[Records from a data collection]
——
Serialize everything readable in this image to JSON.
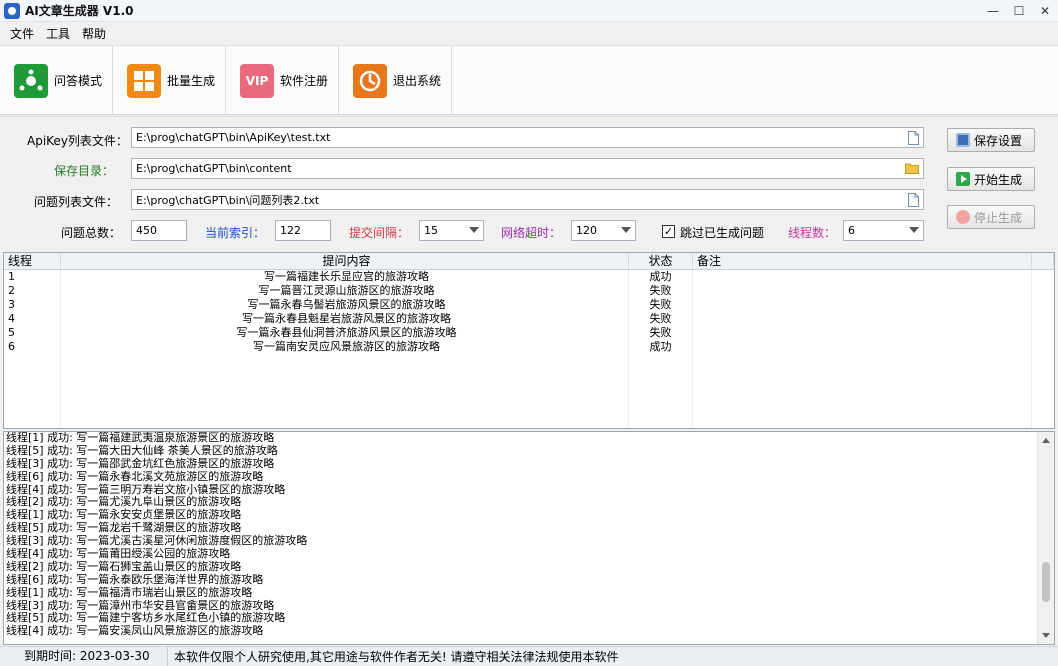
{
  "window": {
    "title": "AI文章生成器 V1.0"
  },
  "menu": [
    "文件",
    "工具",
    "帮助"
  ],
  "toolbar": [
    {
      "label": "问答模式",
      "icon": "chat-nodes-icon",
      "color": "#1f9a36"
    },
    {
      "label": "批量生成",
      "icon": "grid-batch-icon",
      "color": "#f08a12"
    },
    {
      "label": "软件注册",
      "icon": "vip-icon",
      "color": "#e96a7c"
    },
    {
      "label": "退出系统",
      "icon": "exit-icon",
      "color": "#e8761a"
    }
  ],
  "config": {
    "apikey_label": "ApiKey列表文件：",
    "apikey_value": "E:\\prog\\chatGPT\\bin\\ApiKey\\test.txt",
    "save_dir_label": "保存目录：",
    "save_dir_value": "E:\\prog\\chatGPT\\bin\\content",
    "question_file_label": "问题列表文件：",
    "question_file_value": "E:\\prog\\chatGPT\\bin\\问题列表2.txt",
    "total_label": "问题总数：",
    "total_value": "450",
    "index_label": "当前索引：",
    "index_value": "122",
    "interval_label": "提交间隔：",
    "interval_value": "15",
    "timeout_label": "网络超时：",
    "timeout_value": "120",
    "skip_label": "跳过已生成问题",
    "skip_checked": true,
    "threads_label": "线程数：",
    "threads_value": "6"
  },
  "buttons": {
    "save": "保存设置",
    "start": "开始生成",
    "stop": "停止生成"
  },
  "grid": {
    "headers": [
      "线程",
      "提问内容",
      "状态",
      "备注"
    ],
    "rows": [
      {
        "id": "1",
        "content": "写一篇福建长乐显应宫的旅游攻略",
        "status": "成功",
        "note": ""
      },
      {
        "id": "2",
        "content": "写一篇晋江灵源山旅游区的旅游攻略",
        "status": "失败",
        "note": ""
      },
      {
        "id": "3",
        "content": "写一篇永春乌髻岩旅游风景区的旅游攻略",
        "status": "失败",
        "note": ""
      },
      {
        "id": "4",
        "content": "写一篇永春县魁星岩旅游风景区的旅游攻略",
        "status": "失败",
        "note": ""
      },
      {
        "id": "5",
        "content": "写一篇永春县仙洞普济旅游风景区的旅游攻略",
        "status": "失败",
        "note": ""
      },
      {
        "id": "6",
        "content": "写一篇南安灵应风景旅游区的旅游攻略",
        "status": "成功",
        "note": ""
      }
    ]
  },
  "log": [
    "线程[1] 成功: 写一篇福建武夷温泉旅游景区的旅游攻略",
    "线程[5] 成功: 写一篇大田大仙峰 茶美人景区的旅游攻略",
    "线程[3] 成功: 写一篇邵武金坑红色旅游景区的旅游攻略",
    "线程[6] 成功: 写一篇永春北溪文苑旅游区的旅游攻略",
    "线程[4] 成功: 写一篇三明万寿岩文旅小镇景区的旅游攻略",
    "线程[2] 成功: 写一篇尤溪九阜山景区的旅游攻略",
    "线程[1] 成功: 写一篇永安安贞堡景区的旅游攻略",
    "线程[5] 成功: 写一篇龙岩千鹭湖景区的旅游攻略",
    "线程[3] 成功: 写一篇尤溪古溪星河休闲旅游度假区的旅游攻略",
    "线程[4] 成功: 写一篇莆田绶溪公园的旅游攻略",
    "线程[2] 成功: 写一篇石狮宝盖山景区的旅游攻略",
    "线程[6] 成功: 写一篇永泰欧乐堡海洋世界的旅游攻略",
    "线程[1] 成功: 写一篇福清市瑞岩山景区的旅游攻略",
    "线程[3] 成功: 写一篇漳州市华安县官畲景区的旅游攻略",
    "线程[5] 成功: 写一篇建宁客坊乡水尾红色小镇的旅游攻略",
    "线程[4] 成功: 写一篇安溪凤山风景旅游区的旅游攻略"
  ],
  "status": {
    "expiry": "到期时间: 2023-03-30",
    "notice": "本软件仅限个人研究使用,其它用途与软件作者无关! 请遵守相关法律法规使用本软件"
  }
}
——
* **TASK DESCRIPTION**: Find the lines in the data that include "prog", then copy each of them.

* **RESULT BELOW**:
    "apikey_value": "E:\\prog\\chatGPT\\bin\\ApiKey\\test.txt",
    "save_dir_value": "E:\\prog\\chatGPT\\bin\\content",
    "question_file_value": "E:\\prog\\chatGPT\\bin\\问题列表2.txt",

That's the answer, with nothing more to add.